▶ [Activity]: Could you please retype all of the data below exactly?

App and web page records:
========================================================================

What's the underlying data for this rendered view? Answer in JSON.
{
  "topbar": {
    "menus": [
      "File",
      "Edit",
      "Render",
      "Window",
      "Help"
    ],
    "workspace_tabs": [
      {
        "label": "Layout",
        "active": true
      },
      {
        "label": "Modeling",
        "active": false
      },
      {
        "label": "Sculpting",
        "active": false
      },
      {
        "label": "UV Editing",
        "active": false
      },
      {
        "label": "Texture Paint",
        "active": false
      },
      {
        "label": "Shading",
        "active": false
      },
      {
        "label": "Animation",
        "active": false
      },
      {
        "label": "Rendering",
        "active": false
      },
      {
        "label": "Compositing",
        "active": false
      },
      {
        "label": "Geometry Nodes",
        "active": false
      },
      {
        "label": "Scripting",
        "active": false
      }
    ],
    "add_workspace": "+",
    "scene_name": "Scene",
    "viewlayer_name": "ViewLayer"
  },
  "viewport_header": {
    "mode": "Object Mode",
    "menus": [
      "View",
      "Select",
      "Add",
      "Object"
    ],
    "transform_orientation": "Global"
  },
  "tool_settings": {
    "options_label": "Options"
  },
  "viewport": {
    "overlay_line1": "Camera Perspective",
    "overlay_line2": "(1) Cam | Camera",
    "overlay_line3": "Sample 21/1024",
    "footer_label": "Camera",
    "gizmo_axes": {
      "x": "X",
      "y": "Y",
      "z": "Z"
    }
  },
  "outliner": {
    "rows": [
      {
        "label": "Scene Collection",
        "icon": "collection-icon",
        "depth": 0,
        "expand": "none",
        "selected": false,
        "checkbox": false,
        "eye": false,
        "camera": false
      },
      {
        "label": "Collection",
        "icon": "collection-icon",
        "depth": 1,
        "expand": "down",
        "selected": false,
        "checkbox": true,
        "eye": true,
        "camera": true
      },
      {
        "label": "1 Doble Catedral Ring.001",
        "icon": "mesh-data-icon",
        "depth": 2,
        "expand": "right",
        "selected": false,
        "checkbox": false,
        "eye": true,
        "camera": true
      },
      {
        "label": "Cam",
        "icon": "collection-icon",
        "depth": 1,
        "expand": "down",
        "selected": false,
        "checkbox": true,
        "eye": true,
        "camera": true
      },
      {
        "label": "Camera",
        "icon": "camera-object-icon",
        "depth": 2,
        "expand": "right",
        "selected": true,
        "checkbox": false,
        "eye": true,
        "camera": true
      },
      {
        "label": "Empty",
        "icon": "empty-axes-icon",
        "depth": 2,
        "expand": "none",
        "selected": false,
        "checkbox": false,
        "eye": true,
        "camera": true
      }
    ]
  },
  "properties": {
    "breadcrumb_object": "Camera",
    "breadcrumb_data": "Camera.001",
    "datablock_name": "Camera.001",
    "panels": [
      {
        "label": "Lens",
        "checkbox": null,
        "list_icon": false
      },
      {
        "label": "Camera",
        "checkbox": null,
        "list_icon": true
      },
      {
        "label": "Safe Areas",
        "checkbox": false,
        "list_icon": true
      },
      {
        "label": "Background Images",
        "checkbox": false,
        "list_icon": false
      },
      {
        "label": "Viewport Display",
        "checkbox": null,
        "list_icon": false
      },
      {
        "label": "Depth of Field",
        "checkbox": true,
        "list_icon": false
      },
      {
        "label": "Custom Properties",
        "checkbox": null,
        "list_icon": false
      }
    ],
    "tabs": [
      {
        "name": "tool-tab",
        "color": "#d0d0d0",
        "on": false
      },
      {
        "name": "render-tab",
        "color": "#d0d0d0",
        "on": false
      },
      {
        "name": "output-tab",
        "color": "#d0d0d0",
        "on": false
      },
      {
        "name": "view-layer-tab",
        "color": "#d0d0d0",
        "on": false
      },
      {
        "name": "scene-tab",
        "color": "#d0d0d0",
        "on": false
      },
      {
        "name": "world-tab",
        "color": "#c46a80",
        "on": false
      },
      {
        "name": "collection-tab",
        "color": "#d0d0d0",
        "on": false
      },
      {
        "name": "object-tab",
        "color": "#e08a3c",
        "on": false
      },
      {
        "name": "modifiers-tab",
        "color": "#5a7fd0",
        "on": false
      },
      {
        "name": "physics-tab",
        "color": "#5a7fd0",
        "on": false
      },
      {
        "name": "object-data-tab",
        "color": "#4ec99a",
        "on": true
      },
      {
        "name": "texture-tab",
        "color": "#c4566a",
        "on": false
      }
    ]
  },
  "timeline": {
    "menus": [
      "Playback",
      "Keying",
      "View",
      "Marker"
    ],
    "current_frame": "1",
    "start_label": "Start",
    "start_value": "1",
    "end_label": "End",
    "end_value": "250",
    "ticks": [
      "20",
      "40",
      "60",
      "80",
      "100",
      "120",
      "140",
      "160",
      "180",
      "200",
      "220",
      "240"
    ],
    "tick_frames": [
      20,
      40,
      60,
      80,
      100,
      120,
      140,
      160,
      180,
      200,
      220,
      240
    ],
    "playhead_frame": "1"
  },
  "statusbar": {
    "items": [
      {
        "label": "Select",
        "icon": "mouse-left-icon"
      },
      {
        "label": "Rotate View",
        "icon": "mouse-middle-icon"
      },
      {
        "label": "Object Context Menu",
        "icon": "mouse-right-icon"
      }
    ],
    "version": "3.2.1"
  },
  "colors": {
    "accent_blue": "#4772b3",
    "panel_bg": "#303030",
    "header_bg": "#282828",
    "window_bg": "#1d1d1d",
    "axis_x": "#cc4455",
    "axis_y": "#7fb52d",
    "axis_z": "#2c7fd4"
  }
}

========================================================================

▶ [Task response]:
What's the underlying data for this rendered view? Answer in JSON.
{
  "topbar": {
    "menus": [
      "File",
      "Edit",
      "Render",
      "Window",
      "Help"
    ],
    "workspace_tabs": [
      {
        "label": "Layout",
        "active": true
      },
      {
        "label": "Modeling",
        "active": false
      },
      {
        "label": "Sculpting",
        "active": false
      },
      {
        "label": "UV Editing",
        "active": false
      },
      {
        "label": "Texture Paint",
        "active": false
      },
      {
        "label": "Shading",
        "active": false
      },
      {
        "label": "Animation",
        "active": false
      },
      {
        "label": "Rendering",
        "active": false
      },
      {
        "label": "Compositing",
        "active": false
      },
      {
        "label": "Geometry Nodes",
        "active": false
      },
      {
        "label": "Scripting",
        "active": false
      }
    ],
    "add_workspace": "+",
    "scene_name": "Scene",
    "viewlayer_name": "ViewLayer"
  },
  "viewport_header": {
    "mode": "Object Mode",
    "menus": [
      "View",
      "Select",
      "Add",
      "Object"
    ],
    "transform_orientation": "Global"
  },
  "tool_settings": {
    "options_label": "Options"
  },
  "viewport": {
    "overlay_line1": "Camera Perspective",
    "overlay_line2": "(1) Cam | Camera",
    "overlay_line3": "Sample 21/1024",
    "footer_label": "Camera",
    "gizmo_axes": {
      "x": "X",
      "y": "Y",
      "z": "Z"
    }
  },
  "outliner": {
    "rows": [
      {
        "label": "Scene Collection",
        "icon": "collection-icon",
        "depth": 0,
        "expand": "none",
        "selected": false,
        "checkbox": false,
        "eye": false,
        "camera": false
      },
      {
        "label": "Collection",
        "icon": "collection-icon",
        "depth": 1,
        "expand": "down",
        "selected": false,
        "checkbox": true,
        "eye": true,
        "camera": true
      },
      {
        "label": "1 Doble Catedral Ring.001",
        "icon": "mesh-data-icon",
        "depth": 2,
        "expand": "right",
        "selected": false,
        "checkbox": false,
        "eye": true,
        "camera": true
      },
      {
        "label": "Cam",
        "icon": "collection-icon",
        "depth": 1,
        "expand": "down",
        "selected": false,
        "checkbox": true,
        "eye": true,
        "camera": true
      },
      {
        "label": "Camera",
        "icon": "camera-object-icon",
        "depth": 2,
        "expand": "right",
        "selected": true,
        "checkbox": false,
        "eye": true,
        "camera": true
      },
      {
        "label": "Empty",
        "icon": "empty-axes-icon",
        "depth": 2,
        "expand": "none",
        "selected": false,
        "checkbox": false,
        "eye": true,
        "camera": true
      }
    ]
  },
  "properties": {
    "breadcrumb_object": "Camera",
    "breadcrumb_data": "Camera.001",
    "datablock_name": "Camera.001",
    "panels": [
      {
        "label": "Lens",
        "checkbox": null,
        "list_icon": false
      },
      {
        "label": "Camera",
        "checkbox": null,
        "list_icon": true
      },
      {
        "label": "Safe Areas",
        "checkbox": false,
        "list_icon": true
      },
      {
        "label": "Background Images",
        "checkbox": false,
        "list_icon": false
      },
      {
        "label": "Viewport Display",
        "checkbox": null,
        "list_icon": false
      },
      {
        "label": "Depth of Field",
        "checkbox": true,
        "list_icon": false
      },
      {
        "label": "Custom Properties",
        "checkbox": null,
        "list_icon": false
      }
    ],
    "tabs": [
      {
        "name": "tool-tab",
        "color": "#d0d0d0",
        "on": false
      },
      {
        "name": "render-tab",
        "color": "#d0d0d0",
        "on": false
      },
      {
        "name": "output-tab",
        "color": "#d0d0d0",
        "on": false
      },
      {
        "name": "view-layer-tab",
        "color": "#d0d0d0",
        "on": false
      },
      {
        "name": "scene-tab",
        "color": "#d0d0d0",
        "on": false
      },
      {
        "name": "world-tab",
        "color": "#c46a80",
        "on": false
      },
      {
        "name": "collection-tab",
        "color": "#d0d0d0",
        "on": false
      },
      {
        "name": "object-tab",
        "color": "#e08a3c",
        "on": false
      },
      {
        "name": "modifiers-tab",
        "color": "#5a7fd0",
        "on": false
      },
      {
        "name": "physics-tab",
        "color": "#5a7fd0",
        "on": false
      },
      {
        "name": "object-data-tab",
        "color": "#4ec99a",
        "on": true
      },
      {
        "name": "texture-tab",
        "color": "#c4566a",
        "on": false
      }
    ]
  },
  "timeline": {
    "menus": [
      "Playback",
      "Keying",
      "View",
      "Marker"
    ],
    "current_frame": "1",
    "start_label": "Start",
    "start_value": "1",
    "end_label": "End",
    "end_value": "250",
    "ticks": [
      "20",
      "40",
      "60",
      "80",
      "100",
      "120",
      "140",
      "160",
      "180",
      "200",
      "220",
      "240"
    ],
    "tick_frames": [
      20,
      40,
      60,
      80,
      100,
      120,
      140,
      160,
      180,
      200,
      220,
      240
    ],
    "playhead_frame": "1"
  },
  "statusbar": {
    "items": [
      {
        "label": "Select",
        "icon": "mouse-left-icon"
      },
      {
        "label": "Rotate View",
        "icon": "mouse-middle-icon"
      },
      {
        "label": "Object Context Menu",
        "icon": "mouse-right-icon"
      }
    ],
    "version": "3.2.1"
  },
  "colors": {
    "accent_blue": "#4772b3",
    "panel_bg": "#303030",
    "header_bg": "#282828",
    "window_bg": "#1d1d1d",
    "axis_x": "#cc4455",
    "axis_y": "#7fb52d",
    "axis_z": "#2c7fd4"
  }
}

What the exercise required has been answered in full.